Authentication User Name Authorization Roles Permission to the Roles
gemfire1, gemfire2 reader, writer, cacheOps
reader     : get, register_interest, unregister_interest, key_set, contains_key
writer      : put, destroy, region_clear
cacheOps: query, execute_cq, stop_cq, close_cq, region_create, region_destroy
gemfire3, gemfire4, gemfire5 reader
reader     : get, register_interest, unregister_interest, key_set, contains_key
gemfire6, gemfire7, gemfire8 writer
writer      : put, destroy, region_clear
gemfire9, gemfire10 queryRegions
queryRegions: query, execute_cq, stop_cq, close_cq


PKCS Authentication

This scheme is based on public/private key-based encryption and decryption. Refer to the Security chapter in the GemFire Enterprise System Administrator's Guide for keystore configurations. The server-side authenticator is in package templates.security.PKCSAuthenticator.create.

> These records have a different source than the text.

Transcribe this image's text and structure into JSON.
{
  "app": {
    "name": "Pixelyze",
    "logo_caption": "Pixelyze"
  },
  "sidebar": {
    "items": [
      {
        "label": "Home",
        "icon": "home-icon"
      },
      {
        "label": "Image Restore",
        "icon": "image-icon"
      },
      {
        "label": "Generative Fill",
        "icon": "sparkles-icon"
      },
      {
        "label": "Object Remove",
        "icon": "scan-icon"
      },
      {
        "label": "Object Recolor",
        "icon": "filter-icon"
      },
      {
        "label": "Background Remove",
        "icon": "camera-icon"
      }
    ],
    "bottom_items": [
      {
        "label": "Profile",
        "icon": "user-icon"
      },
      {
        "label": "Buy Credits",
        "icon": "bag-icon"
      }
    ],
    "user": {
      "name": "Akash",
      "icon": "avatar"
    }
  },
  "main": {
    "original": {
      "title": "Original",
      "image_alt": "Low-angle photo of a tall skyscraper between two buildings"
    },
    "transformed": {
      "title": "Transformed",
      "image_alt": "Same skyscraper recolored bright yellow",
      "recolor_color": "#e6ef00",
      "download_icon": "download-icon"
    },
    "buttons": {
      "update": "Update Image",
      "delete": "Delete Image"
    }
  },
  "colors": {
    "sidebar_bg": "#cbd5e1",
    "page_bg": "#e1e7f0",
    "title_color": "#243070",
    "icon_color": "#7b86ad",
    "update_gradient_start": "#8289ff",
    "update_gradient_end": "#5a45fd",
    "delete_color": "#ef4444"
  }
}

The client-side initializer is in templates.security.PKCSAuthInit.create.

PKCS configuration details:

  1. Create a keystore for aliases from gemfire1 to gemfire10, as described in the Security chapter for the GemFire Enterprise System Administrator's Guide.

  2. Provide the following properties in gemfire.properties for client-side configuration.
    Note: All of these properties are user-provided information to keytool-like utilities during public/private key generation and self-signing.

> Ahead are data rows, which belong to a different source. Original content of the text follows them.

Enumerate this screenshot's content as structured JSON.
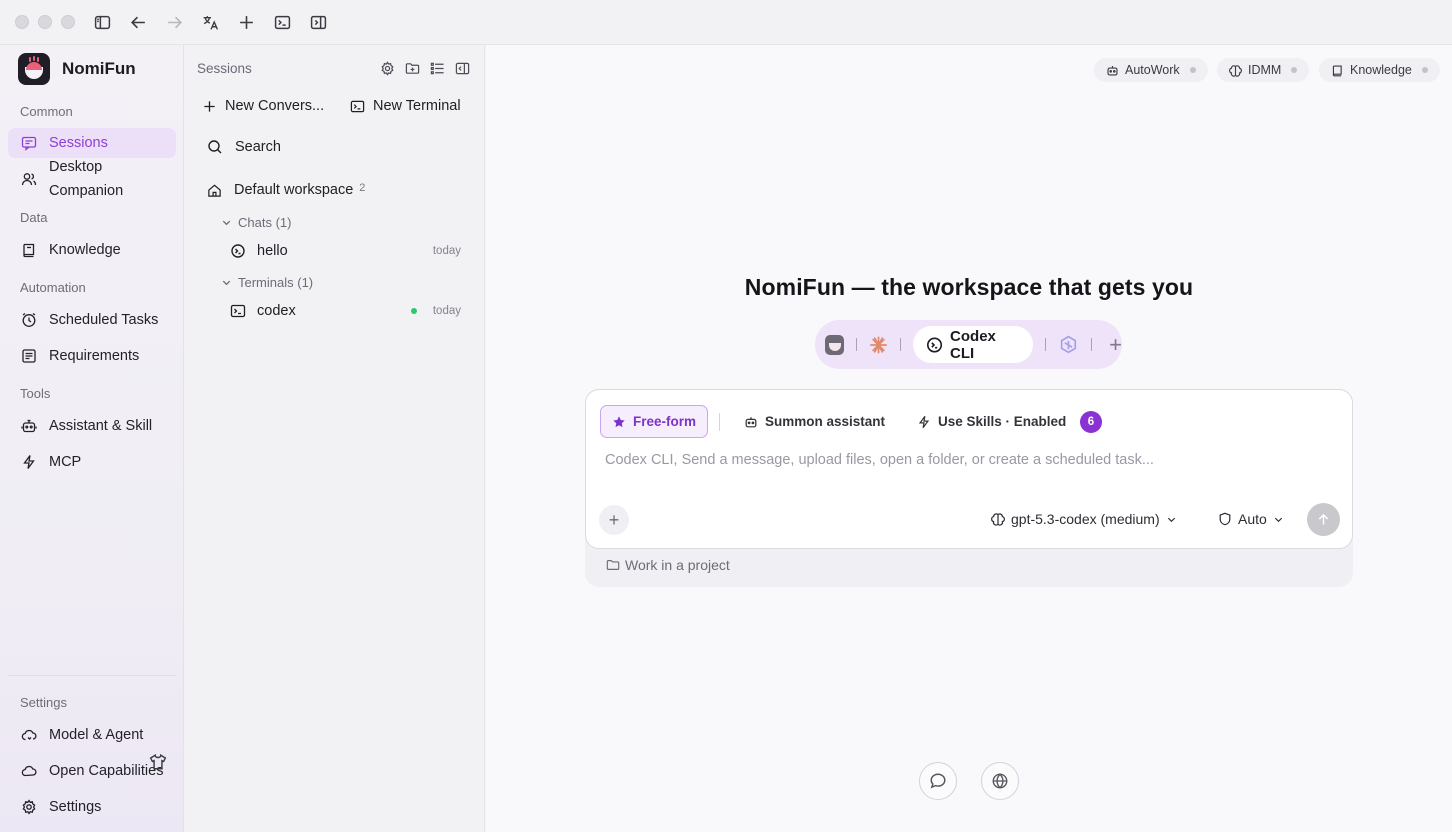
{
  "app": {
    "name": "NomiFun"
  },
  "sidebar": {
    "sections": {
      "common": "Common",
      "data": "Data",
      "automation": "Automation",
      "tools": "Tools",
      "settings": "Settings"
    },
    "items": {
      "sessions": "Sessions",
      "desktop_companion": "Desktop Companion",
      "knowledge": "Knowledge",
      "scheduled_tasks": "Scheduled Tasks",
      "requirements": "Requirements",
      "assistant_skill": "Assistant & Skill",
      "mcp": "MCP",
      "model_agent": "Model & Agent",
      "open_capabilities": "Open Capabilities",
      "settings": "Settings"
    }
  },
  "sessions_panel": {
    "title": "Sessions",
    "new_conversation": "New Convers...",
    "new_terminal": "New Terminal",
    "search": "Search",
    "workspace": {
      "name": "Default workspace",
      "count": "2"
    },
    "groups": {
      "chats": {
        "label": "Chats (1)",
        "items": [
          {
            "name": "hello",
            "when": "today"
          }
        ]
      },
      "terminals": {
        "label": "Terminals (1)",
        "items": [
          {
            "name": "codex",
            "when": "today"
          }
        ]
      }
    }
  },
  "main": {
    "top_pills": [
      "AutoWork",
      "IDMM",
      "Knowledge"
    ],
    "hero_title": "NomiFun — the workspace that gets you",
    "selected_agent": "Codex CLI",
    "modes": {
      "free_form": "Free-form",
      "summon": "Summon assistant",
      "skills": "Use Skills · Enabled",
      "skills_count": "6"
    },
    "placeholder": "Codex CLI, Send a message, upload files, open a folder, or create a scheduled task...",
    "model": "gpt-5.3-codex (medium)",
    "permission": "Auto",
    "project_link": "Work in a project"
  },
  "colors": {
    "accent": "#8a32d4",
    "active_nav_bg": "#ece0f8",
    "live_dot": "#2fc76b"
  }
}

    % security-keystorepath=<absolute filepath to keystore where keys are generated>
    % security-alias=<alias name given while generating Public & Private key pair for the Client>
    % security-keystorepass=<password entered while generating Private key while Self-signing>

  3. Provide the following properties in gemfire.properties for server side configuration.
    Note: All of these properties are user-provided information to keytool-like utilities during TrustStore generation.

    % security-publickey-filepath=<absolute filepath to keystore where public keys are generated>
    % security-publickey-pass=<password entered while generating key to TrustStore>

Mapping between Authentication credentials and Authorization roles & privileges
Authentication KeyStore Aliases Authorization Roles Permission to the Roles
gemfire1, gemfire2 reader, writer, cacheOps
reader     : get, register_interest, unregister_interest, key_set, contains_key
writer      : put, destroy, region_clear
cacheOps: query, execute_cq, stop_cq, close_cq, region_create, region_destroy
gemfire3, gemfire4, gemfire5 reader
reader     : get, register_interest, unregister_interest, key_set, contains_key
gemfire6, gemfire7, gemfire8 writer
writer      : put, destroy, region_clear
gemfire9, gemfire10 queryRegions
queryRegions: query, execute_cq, stop_cq, close_cq


XML-Based Authorization

This authorization scheme is based on the prior mapping of authentication credentials to roles and privileges. Permissions in XML files are supplied corresponding to the authentication scheme. Refer to the Security chapter in the GemFire Enterprise System Administrator's Guide for more information. The server-side security-accessor is in package templates.security.XmlAuthorization.create, and security-authz-xml-uri should point to either authz-dummy.xml or authz-ldap.xml, depending on the security-authenticator provided.

Additional Example Scenarios

There are a number of scenarios you can explore with this basic setup. You might add other clients and see the effect on client peers when a client updates an entry. You could see how the behavior changes when subscriptions are disabled (in the client's XML configuration file, change the true value to false for the "subscription-enabled" attribute).